One critical element for building a stable middle market company is developing a strong brand identity. Successfully competing against larger firms happens when the marketplace knows your organization for something in particular. When a firm and its offerings are associated with certain valued traits, the organization has a competitive advantage that can and should be leveraged on a consistent basis.

Research and development progress can be measured in multiple company- and project-specific ways.

A company's research and development (R&D) function can be an important part of that branding effort. First, it acts to keep the firm's competitive advantages going, thus strengthening the brand. Second, it must gather data and insight from internal and external sources to create new such advantages through blue-sky innovation. If your company's brand identity is linked to innovative products or services, then R&D will naturally occupy a central role in your organization.

R&D Is a Unique and Proprietary Calculation

As critical as the R&D function is, measuring its effectiveness is a tricky thing. According to a faculty paper from French business school INSEAD, "companies using financial measures in their R&D funding decisions perform worse than companies that don't." What's more, "no widely accepted performance measurement for R&D exists ... success criteria are not always known because they are strategy dependent." Unfortunately, there's often a disconnect between R&D's understanding of its role and what management desires from the department when maximizing the firm's strategy, performance and standing. This is a problem that, as INSEAD points out, cannot be solved with a bigger budget.

Therefore, executives must maintain strong, steady communication with R&D regarding the department's priorities over a particular time frame and how progress will be measured. One example: Management sees that R&D can develop some type of process improvement that would save on production costs while delivering the product more quickly to market, with higher initial customer-satisfaction scores. This initiative, if given a higher proportion of the annual R&D budget and personnel time, will push any in-progress blue-sky innovation projects to the back burner. However, depending on the improvement's cost savings and additional revenue, a product's typical life cycle and the firm's brand identity, this priority shift certainly could be acceptable.

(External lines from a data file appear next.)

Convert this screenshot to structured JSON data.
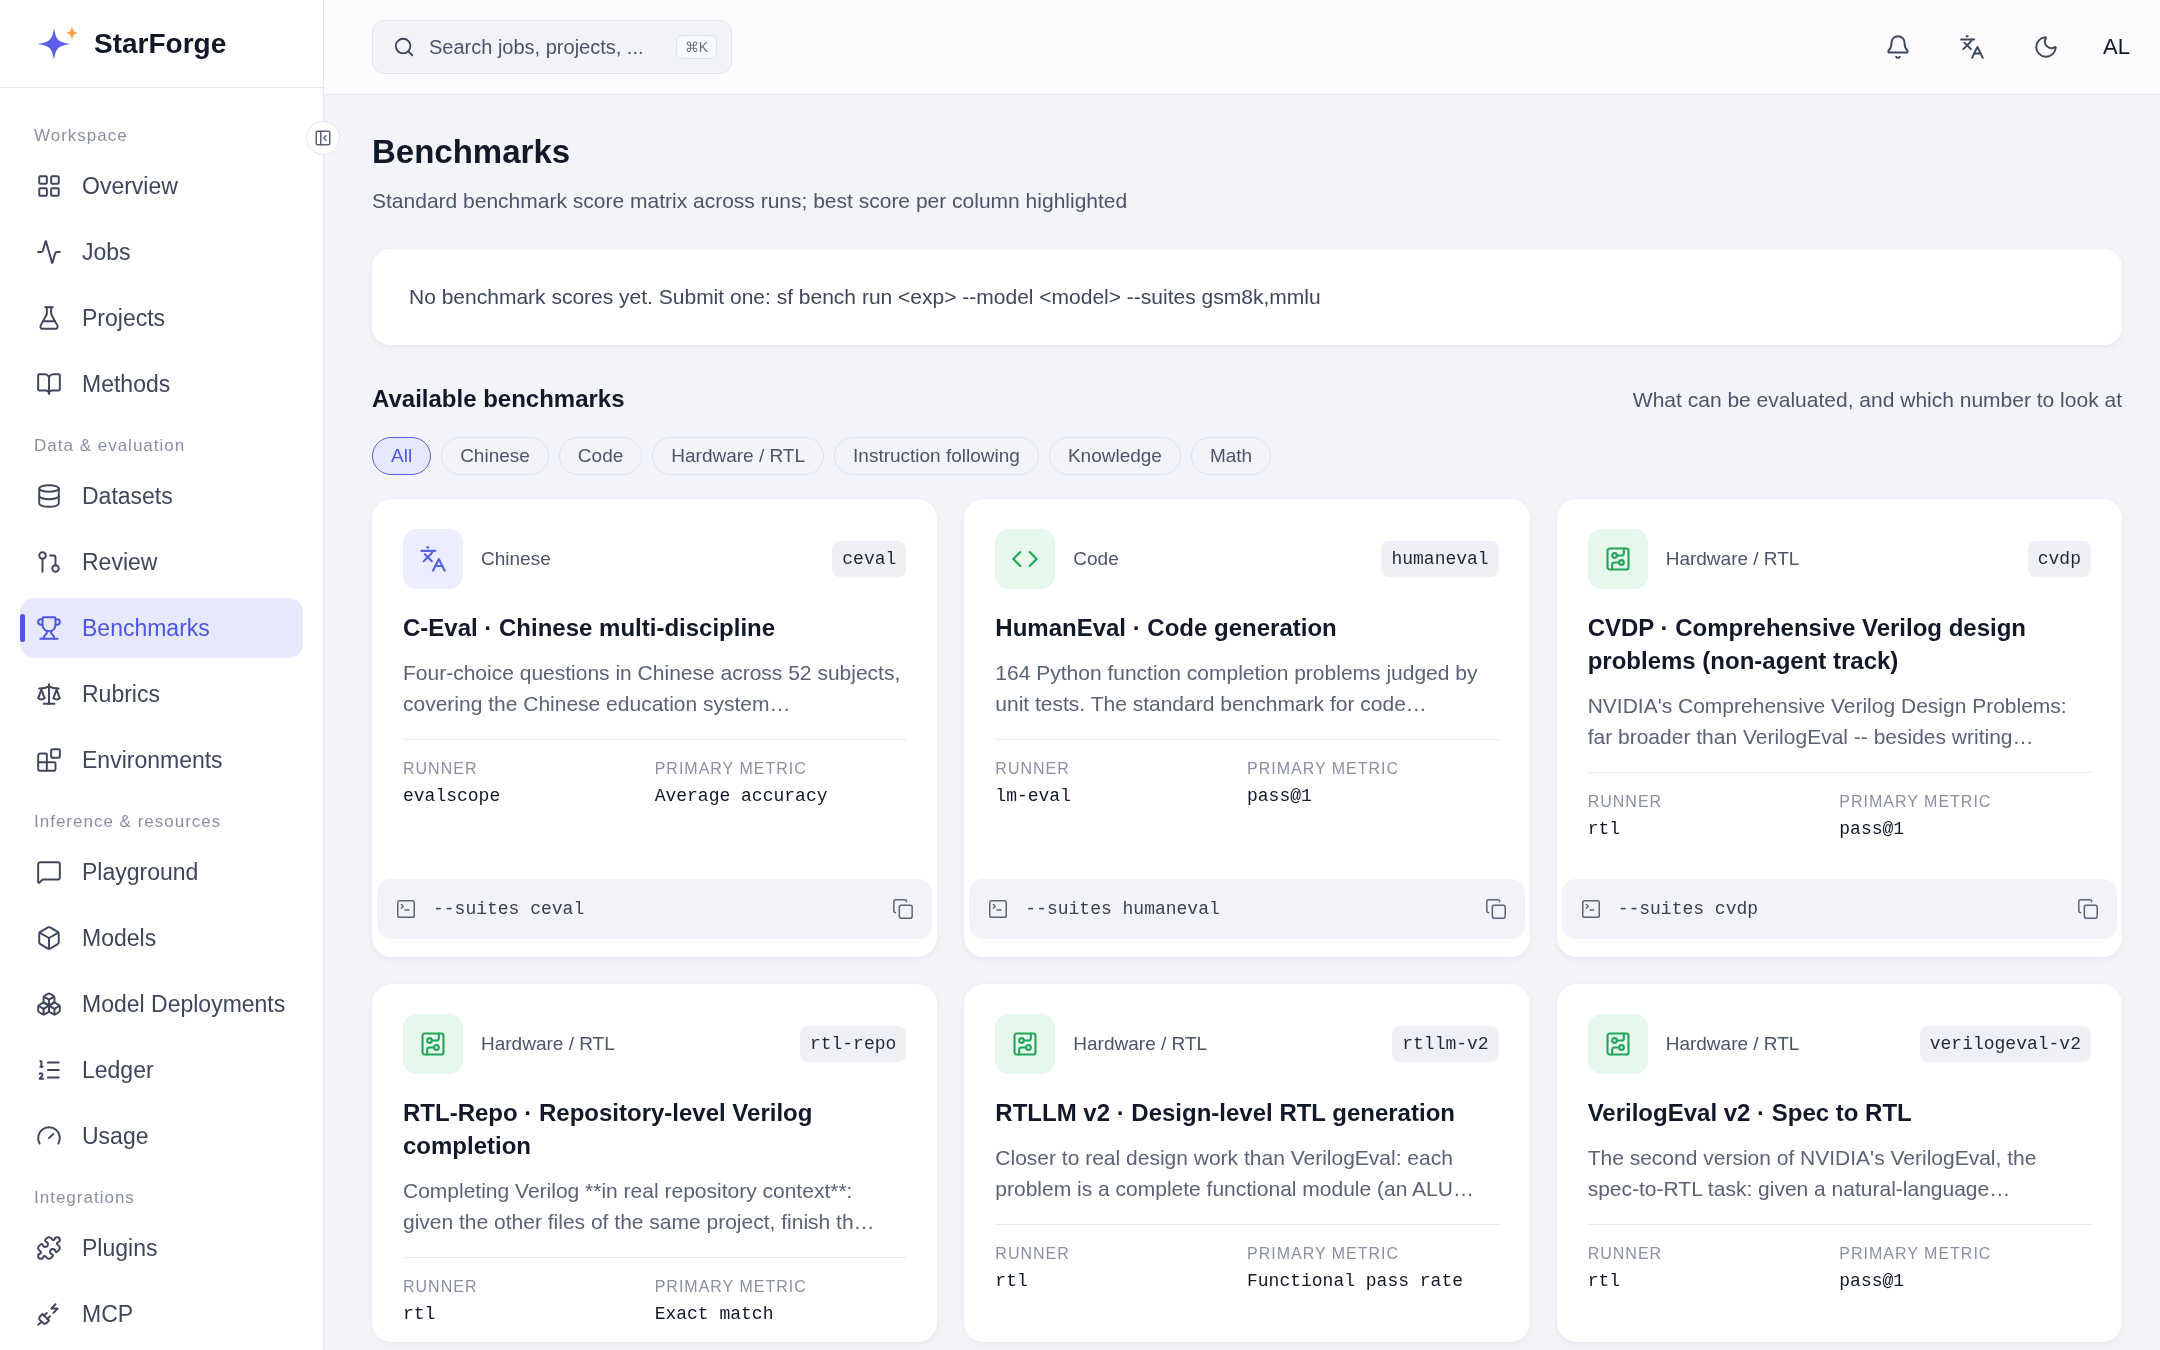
{
  "brand": {
    "name": "StarForge"
  },
  "sidebar": {
    "sections": [
      {
        "title": "Workspace",
        "items": [
          {
            "label": "Overview",
            "selected": false
          },
          {
            "label": "Jobs",
            "selected": false
          },
          {
            "label": "Projects",
            "selected": false
          },
          {
            "label": "Methods",
            "selected": false
          }
        ]
      },
      {
        "title": "Data & evaluation",
        "items": [
          {
            "label": "Datasets",
            "selected": false
          },
          {
            "label": "Review",
            "selected": false
          },
          {
            "label": "Benchmarks",
            "selected": true
          },
          {
            "label": "Rubrics",
            "selected": false
          },
          {
            "label": "Environments",
            "selected": false
          }
        ]
      },
      {
        "title": "Inference & resources",
        "items": [
          {
            "label": "Playground",
            "selected": false
          },
          {
            "label": "Models",
            "selected": false
          },
          {
            "label": "Model Deployments",
            "selected": false
          },
          {
            "label": "Ledger",
            "selected": false
          },
          {
            "label": "Usage",
            "selected": false
          }
        ]
      },
      {
        "title": "Integrations",
        "items": [
          {
            "label": "Plugins",
            "selected": false
          },
          {
            "label": "MCP",
            "selected": false
          }
        ]
      }
    ]
  },
  "topbar": {
    "search": {
      "placeholder": "Search jobs, projects, ...",
      "shortcut": "⌘K"
    },
    "user": "AL"
  },
  "page": {
    "title": "Benchmarks",
    "subtitle": "Standard benchmark score matrix across runs; best score per column highlighted",
    "empty_notice": "No benchmark scores yet. Submit one: sf bench run <exp> --model <model> --suites gsm8k,mmlu"
  },
  "available": {
    "title": "Available benchmarks",
    "hint": "What can be evaluated, and which number to look at",
    "filters": [
      {
        "label": "All",
        "selected": true
      },
      {
        "label": "Chinese",
        "selected": false
      },
      {
        "label": "Code",
        "selected": false
      },
      {
        "label": "Hardware / RTL",
        "selected": false
      },
      {
        "label": "Instruction following",
        "selected": false
      },
      {
        "label": "Knowledge",
        "selected": false
      },
      {
        "label": "Math",
        "selected": false
      }
    ],
    "cards": [
      {
        "kind": "language",
        "category": "Chinese",
        "tag": "ceval",
        "title": "C-Eval · Chinese multi-discipline",
        "description": "Four-choice questions in Chinese across 52 subjects, covering the Chinese education system…",
        "runner_label": "RUNNER",
        "runner": "evalscope",
        "metric_label": "PRIMARY METRIC",
        "metric": "Average accuracy",
        "command": "--suites ceval"
      },
      {
        "kind": "code",
        "category": "Code",
        "tag": "humaneval",
        "title": "HumanEval · Code generation",
        "description": "164 Python function completion problems judged by unit tests. The standard benchmark for code…",
        "runner_label": "RUNNER",
        "runner": "lm-eval",
        "metric_label": "PRIMARY METRIC",
        "metric": "pass@1",
        "command": "--suites humaneval"
      },
      {
        "kind": "hardware",
        "category": "Hardware / RTL",
        "tag": "cvdp",
        "title": "CVDP · Comprehensive Verilog design problems (non-agent track)",
        "description": "NVIDIA's Comprehensive Verilog Design Problems: far broader than VerilogEval -- besides writing…",
        "runner_label": "RUNNER",
        "runner": "rtl",
        "metric_label": "PRIMARY METRIC",
        "metric": "pass@1",
        "command": "--suites cvdp"
      },
      {
        "kind": "hardware",
        "category": "Hardware / RTL",
        "tag": "rtl-repo",
        "title": "RTL-Repo · Repository-level Verilog completion",
        "description": "Completing Verilog **in real repository context**: given the other files of the same project, finish th…",
        "runner_label": "RUNNER",
        "runner": "rtl",
        "metric_label": "PRIMARY METRIC",
        "metric": "Exact match"
      },
      {
        "kind": "hardware",
        "category": "Hardware / RTL",
        "tag": "rtllm-v2",
        "title": "RTLLM v2 · Design-level RTL generation",
        "description": "Closer to real design work than VerilogEval: each problem is a complete functional module (an ALU…",
        "runner_label": "RUNNER",
        "runner": "rtl",
        "metric_label": "PRIMARY METRIC",
        "metric": "Functional pass rate"
      },
      {
        "kind": "hardware",
        "category": "Hardware / RTL",
        "tag": "verilogeval-v2",
        "title": "VerilogEval v2 · Spec to RTL",
        "description": "The second version of NVIDIA's VerilogEval, the spec-to-RTL task: given a natural-language…",
        "runner_label": "RUNNER",
        "runner": "rtl",
        "metric_label": "PRIMARY METRIC",
        "metric": "pass@1"
      }
    ]
  }
}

Inversely, when management later checks the progress of blue-sky innovations after R&D priorities changed, the typical measurement criteria must be downplayed. These criteria often include the new-product sales ratio (or the percentage of sales derived from products less than three years old), the new-product profit ratio, the percentage of first-to-market products in the portfolio and the average age of products versus the industry life cycle. What's more, if the company's strategy causes R&D to focus on safe incremental projects and lessens the production of breakthrough concepts, then the executive suite must shoulder the blame if competitors gain an innovative advantage.

Looking From Others' Perspectives

Another warning from the INSEAD paper: Don't necessarily use widely admired companies' benchmarks to measure your company's R&D function. Unless your firm shares some commonality in mission and brand identity, many of these measurements will likely not apply. Even if these items are similar, remember that the dynamics of your market and its product life cycles also factor into whether you can measure R&D effectiveness and contribution in the same ways as other companies.

Then again, you can look to other companies for incremental and breakthrough ideas that are based on commonalities between both organizations. When executives and R&D specialists from noncompeting firms discuss market challenges, ingredient and material challenges and process challenges, it's known as an open innovation network. Participants often offer solutions that were used within their firms and help brainstorm other ideas. A low-cost way to boost R&D effectiveness and value, open innovation lets your company grab ideas from others and emulate applicable parts of their measurement criteria.

How to Measure Progress

While there is no across-the-board solution for R&D productivity measurement, some general guidelines can help. For shorter-term projects with lower risk and moderate reward possibilities, measure the department's actual output. Track the percentage of projects launched that reach the one-year target for units sold or revenue earned, as well as R&D yield, or the profit gained from projects over total R&D costs. Additionally, measure production cost savings, time-to-market and initial customer-satisfaction scores. For higher-risk, longer-term projects, gauge the quality of R&D's process plus the learning gained from it. These will act as interim guideposts for each project. Measuring in these ways will also help inform and streamline future R&D efforts.

In the end, the INSEAD paper recommends that the executive suite give its R&D team a top-down vision in the form of strategic direction, and then let it propose ideas gathered from all corners of its reach. This advances the strategy using a bottom-up approach. Then measure R&D effectiveness based on those strategic priorities, which should provide a rough balance between the firm's strength in existing niches and its growth over time through new offerings and markets.

How does your company measure its research and development productivity? Does it split criteria based upon project size? Let us know by commenting below.

Rob Carey is an NCMM contributor and a features writer who has focused on the business-to-business niche since 1992. He spent his first 15 years at Nielsen Business Media, rising from editorial intern to editorial director. Since then, he has been the principal of New York-based Meetings & Hospitality Insight, working with large hospitality brands in addition to various media outlets.